Imaging Demonstrates Ocrelizumab’s Impact in Progressive MS: Robert Zivadinov, MD, PhD

The professor of neurology and director of the Buffalo Neuroimaging Analysis Center discussed his work on the ORATORIO study.

“The primary objective of the study was to see if this biomarker is reflective of progression or conversion to more disability and progressive stages of PMS. Does ocrelizumab’s mechanism of action slow down accumulation of the atrophied lesion volume?”

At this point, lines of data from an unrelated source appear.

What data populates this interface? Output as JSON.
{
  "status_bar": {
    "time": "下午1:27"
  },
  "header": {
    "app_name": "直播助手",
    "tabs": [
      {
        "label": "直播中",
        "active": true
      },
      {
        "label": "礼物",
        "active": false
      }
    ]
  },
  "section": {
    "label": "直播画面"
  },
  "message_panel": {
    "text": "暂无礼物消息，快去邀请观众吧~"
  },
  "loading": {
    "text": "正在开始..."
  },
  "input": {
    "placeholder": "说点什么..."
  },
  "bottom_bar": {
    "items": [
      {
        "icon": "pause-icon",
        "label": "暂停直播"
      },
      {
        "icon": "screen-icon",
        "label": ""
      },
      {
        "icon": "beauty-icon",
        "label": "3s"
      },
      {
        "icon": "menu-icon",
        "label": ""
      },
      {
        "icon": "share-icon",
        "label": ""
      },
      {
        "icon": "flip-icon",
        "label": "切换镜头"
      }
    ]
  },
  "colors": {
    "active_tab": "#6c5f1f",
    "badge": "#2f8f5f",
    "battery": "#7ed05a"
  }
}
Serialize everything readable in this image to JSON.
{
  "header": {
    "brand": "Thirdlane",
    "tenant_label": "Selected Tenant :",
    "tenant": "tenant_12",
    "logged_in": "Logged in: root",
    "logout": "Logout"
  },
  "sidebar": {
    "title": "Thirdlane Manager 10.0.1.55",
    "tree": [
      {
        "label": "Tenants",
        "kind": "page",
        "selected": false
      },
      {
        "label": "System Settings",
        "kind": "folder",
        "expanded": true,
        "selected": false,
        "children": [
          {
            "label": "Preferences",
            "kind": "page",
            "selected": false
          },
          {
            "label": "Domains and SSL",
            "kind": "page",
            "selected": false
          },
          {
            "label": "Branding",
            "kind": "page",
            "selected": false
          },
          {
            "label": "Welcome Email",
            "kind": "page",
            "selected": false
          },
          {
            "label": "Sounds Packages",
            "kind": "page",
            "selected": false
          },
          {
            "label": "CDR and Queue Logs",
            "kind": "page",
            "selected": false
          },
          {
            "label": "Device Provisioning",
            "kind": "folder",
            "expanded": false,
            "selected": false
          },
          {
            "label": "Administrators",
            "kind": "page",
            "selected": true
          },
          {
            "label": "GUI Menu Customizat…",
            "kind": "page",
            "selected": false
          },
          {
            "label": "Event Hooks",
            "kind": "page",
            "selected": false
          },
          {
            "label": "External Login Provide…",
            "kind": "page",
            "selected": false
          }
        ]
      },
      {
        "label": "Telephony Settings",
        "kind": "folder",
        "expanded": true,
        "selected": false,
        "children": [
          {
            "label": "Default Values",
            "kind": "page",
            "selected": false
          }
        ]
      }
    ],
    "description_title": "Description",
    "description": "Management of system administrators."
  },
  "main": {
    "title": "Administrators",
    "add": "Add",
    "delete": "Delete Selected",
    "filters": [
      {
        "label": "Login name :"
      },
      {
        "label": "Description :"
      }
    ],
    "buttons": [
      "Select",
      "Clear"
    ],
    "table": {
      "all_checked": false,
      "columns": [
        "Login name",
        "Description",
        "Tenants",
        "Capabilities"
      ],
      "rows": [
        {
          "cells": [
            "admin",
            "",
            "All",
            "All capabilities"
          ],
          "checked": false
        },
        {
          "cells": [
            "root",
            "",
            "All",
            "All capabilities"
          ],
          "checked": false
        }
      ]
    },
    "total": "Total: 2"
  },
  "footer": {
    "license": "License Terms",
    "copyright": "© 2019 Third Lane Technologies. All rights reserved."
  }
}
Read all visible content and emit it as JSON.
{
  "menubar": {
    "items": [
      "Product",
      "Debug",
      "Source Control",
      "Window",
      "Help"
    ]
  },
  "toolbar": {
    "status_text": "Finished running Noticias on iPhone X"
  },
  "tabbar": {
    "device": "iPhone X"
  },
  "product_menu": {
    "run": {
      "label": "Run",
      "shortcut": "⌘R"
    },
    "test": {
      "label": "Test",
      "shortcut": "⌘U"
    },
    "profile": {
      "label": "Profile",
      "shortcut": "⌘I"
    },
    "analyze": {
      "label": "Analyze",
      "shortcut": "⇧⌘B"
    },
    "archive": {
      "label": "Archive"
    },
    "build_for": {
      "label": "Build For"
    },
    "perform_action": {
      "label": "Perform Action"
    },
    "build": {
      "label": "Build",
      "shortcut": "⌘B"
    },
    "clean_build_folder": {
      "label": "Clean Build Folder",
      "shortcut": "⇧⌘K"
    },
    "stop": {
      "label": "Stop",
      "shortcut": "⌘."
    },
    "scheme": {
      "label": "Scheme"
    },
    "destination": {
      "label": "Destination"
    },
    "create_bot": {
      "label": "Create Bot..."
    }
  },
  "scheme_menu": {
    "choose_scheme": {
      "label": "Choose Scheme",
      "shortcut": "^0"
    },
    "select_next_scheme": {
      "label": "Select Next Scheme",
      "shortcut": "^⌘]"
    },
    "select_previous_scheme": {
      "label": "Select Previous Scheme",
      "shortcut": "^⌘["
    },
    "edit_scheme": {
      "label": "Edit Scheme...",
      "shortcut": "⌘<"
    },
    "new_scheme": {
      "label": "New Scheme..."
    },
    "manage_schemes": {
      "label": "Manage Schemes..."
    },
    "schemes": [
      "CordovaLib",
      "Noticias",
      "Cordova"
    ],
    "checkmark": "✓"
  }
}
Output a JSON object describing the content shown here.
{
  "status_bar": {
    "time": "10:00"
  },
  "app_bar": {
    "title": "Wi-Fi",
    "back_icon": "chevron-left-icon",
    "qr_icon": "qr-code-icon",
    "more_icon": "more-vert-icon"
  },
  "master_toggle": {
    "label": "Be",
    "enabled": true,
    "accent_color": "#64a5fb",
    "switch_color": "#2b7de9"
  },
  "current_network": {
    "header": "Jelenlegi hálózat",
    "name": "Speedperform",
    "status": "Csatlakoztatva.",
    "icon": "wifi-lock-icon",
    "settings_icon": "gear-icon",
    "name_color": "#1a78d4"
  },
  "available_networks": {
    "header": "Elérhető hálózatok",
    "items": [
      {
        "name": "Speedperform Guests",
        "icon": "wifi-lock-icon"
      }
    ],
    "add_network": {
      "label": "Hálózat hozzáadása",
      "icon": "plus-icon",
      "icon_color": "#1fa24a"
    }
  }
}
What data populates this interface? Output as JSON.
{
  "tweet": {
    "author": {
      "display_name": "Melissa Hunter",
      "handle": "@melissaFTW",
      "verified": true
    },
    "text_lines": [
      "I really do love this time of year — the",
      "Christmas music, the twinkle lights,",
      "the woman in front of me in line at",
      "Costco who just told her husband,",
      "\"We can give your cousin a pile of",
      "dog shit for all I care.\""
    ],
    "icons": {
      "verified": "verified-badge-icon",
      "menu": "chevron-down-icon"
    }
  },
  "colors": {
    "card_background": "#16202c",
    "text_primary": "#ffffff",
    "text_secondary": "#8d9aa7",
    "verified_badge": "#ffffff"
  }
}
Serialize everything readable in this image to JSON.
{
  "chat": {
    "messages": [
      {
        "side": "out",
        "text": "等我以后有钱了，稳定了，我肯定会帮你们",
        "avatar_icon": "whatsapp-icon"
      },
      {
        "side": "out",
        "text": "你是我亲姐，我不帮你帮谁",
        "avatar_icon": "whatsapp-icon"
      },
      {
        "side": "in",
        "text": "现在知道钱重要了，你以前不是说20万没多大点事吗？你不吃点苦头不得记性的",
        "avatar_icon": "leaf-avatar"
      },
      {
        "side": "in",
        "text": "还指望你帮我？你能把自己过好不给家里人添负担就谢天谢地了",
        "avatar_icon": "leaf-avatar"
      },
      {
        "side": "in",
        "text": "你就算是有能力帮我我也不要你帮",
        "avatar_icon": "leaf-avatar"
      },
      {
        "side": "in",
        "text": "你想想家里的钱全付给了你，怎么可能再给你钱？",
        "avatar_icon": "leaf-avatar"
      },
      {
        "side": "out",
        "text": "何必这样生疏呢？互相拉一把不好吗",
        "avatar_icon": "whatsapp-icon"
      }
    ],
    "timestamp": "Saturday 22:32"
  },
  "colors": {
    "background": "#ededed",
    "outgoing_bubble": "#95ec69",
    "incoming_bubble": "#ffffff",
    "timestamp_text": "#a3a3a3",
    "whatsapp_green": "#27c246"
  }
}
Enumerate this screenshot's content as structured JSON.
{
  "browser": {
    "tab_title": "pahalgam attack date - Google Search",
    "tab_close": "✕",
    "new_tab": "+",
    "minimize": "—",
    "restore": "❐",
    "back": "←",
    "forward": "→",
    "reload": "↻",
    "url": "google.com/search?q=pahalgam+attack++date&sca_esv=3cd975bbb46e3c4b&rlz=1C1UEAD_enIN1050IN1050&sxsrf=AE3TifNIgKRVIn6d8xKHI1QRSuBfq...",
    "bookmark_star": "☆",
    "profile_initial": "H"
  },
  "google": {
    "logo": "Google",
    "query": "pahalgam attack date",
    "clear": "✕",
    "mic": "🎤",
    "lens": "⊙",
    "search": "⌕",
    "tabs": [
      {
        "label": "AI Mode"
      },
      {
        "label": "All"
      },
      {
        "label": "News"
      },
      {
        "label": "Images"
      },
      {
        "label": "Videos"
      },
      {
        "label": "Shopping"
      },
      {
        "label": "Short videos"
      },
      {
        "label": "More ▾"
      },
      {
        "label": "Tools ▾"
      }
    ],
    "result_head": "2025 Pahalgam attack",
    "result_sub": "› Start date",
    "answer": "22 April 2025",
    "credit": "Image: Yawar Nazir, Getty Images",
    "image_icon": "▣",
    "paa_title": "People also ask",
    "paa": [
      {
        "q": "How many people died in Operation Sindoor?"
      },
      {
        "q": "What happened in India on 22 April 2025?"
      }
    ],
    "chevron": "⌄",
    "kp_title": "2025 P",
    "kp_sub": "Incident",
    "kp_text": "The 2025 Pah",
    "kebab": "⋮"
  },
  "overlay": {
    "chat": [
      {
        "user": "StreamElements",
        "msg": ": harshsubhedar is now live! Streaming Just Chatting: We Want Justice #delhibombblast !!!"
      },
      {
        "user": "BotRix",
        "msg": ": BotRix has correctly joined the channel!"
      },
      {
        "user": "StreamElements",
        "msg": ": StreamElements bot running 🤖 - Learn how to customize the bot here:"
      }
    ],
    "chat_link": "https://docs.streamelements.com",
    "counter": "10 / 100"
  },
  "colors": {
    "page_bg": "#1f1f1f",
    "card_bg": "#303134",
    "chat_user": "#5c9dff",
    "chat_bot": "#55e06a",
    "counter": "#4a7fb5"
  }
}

Ocrelizumab (Ocrevus; Genentech) reduces atrophied T2-lesion volume (aT2-LV) in patients with primary progressive multiple sclerosis (PPMS), according to data from a study presented at the 2021 American Academy of Neurology (AAN) Annual Meeting, April 17-22, by Robert Zivadinov, MD, PhD, professor of neurology director, Translational Imaging Center, Clinical Translational Research Center, Buffalo Neuroimaging Analysis Center, and director, Buffalo Neuroimaging Analysis Center.

As part of the ORATORIO trial (NCT01194570), Zivadinov and colleagues evaluated data from 732 patients with PPMS who were randomized to ocrelizumab (n = 488) or placebo (n = 244). The researchers confirmed that accumulation of aT2-LV in patients receiving placebo (366.1mm3 in 120 weeks) was consistent with previous reports in PPMS and thus further validated the biomarker’s accuracy. They found that patients treated with ocrelizumab had significantly slower accumulation of aT2-LV (319.4mm3; P = .013). Including scanner model, software, protocol changes, and additional covariates further confirmed these results (P = .029).

NeurologyLive spoke with Zivadinov to learn more about the ORATORIO study’s objectives and findings. He also discussed efforts to determine ocrelizumab efficacy between patient populations.

REFERENCE
Zivadinov R, Pei J, Clayton D, et al. Evolution of lesions that shrink or disappear into cerebrospinal fluid (atrophied t2 lesion volume) in primary-progressive multiple sclerosis: Results from the phase III ORATORIO study. Presented at 2021 American Academy of Neurology Annual Meeting; April 17-22. Abstract P15 151